- While the Republican Establishment ducked its head and buried its wallet and worried about its political future, our flesh and blood held back and reversed the tide to historic victories across the country.
It was the Tea Party that held back Obamacare from fast track implementation in August of 2009. They were ready to pass it, and we stepped up in the townhalls and said HELL NO! We were telling them it was costly and unconstitutional long before the CBO and the Supreme Court got involved. We were right then. Do you remember?
It was the Tea Party that made a national mission out of Scott Brown’s election in Massachusetts. And if the Supreme Court overturns ObamaCare, it will be because the Democrats rushed the bill through the Senate knowing Brown was the 41st vote for freedom.
It wasn’t just healthcare shoved down our throats. The Republicans couldn’t stop the stimulus. They put up token resistance and then a bunch of them voted for the omnibus budget a few weeks later (allowing Claire McCaskill to vote against it because Kit Bond voted for it). They ducked the debt ceiling fight. They refused to defund Obamacare or the czars. They were given a huge majority in the House of Representatives – the power of the purse, and what have they have done with it? The debt continues to grow as the Senate refuses to even consider a budget.

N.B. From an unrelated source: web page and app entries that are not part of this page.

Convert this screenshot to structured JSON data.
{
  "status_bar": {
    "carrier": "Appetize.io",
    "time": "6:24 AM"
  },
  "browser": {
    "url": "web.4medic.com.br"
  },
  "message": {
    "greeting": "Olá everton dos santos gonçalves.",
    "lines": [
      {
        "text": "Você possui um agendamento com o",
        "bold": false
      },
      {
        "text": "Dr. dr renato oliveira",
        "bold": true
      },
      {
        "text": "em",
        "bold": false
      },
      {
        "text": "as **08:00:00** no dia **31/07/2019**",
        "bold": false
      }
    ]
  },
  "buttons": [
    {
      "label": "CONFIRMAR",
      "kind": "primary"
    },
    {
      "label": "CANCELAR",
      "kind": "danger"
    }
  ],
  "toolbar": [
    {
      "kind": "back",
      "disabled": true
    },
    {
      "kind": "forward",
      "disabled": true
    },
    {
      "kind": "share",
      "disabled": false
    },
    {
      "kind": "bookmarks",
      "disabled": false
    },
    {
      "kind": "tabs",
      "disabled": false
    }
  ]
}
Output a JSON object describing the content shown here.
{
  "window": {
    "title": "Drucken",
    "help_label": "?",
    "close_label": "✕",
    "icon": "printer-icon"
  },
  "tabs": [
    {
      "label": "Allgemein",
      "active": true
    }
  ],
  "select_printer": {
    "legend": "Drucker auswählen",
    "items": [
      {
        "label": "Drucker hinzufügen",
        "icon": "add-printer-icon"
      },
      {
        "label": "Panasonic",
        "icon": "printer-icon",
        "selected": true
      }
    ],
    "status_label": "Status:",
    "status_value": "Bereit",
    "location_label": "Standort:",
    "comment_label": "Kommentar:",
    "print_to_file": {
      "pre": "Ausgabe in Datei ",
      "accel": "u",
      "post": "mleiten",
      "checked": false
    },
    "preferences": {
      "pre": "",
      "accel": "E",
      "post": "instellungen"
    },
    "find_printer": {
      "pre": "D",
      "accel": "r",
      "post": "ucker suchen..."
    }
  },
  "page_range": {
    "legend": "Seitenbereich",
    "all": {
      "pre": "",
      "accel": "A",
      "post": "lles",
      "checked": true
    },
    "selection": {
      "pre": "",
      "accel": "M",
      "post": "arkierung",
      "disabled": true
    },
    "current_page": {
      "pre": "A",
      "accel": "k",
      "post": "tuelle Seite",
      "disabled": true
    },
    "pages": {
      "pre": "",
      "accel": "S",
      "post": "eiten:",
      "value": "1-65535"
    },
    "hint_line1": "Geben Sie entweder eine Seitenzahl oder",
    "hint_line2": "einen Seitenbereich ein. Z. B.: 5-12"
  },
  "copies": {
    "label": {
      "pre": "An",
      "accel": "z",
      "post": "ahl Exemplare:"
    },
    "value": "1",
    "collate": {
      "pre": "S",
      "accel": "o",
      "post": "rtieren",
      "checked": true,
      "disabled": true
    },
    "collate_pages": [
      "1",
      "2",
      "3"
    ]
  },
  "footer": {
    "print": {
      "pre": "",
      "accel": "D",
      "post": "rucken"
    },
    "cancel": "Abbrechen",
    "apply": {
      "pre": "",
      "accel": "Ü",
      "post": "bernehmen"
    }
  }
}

Now it’s March, 2012. In Missouri, the Tea Party candidates have been driven out and redistricted and co-opted. What exactly is a Tea Partier supposed to fight for in Missouri? Where’s our skin in the game? Who can we stand behind?
The Republicans don’t appreciate what was done for them. They will. They will wake up this fall to empty phone banks, small events, and the full attention of a press eager to prove 2010 a historical anomaly.
Come October, the Occupy Crowd will hound them at local events, and the social media will be all leftwing, all the time. The Republicans will have lost the narrative, and they will once again be playing defense.
And they’ll put a coat of varnish on the state capitol and talk about the ebb and flow of politics, as the debt tsunami approaches. The Tea Party was willing to fight alongside Republicans. We never signed up to fight for them. The danger is not that Tea Party voters sit on their hands and let Obama stay into office. It’s that across the nation, publicly funded groups like the unions and the new ACORN and Occupy and Color for Change are preparing for 2012. The Republicans, in their arrogance, have decided to tell a million volunteers and donors to stay home.
As patriots with families and businesses, we have choices on how to use the limited time God has granted us. We are forced to choose where to apply our time and attention. Is that focus to be placed on working with candidates and fighting the mainstream media? Or is it shoring up our homes, finances, families, and communities for whatever comes next?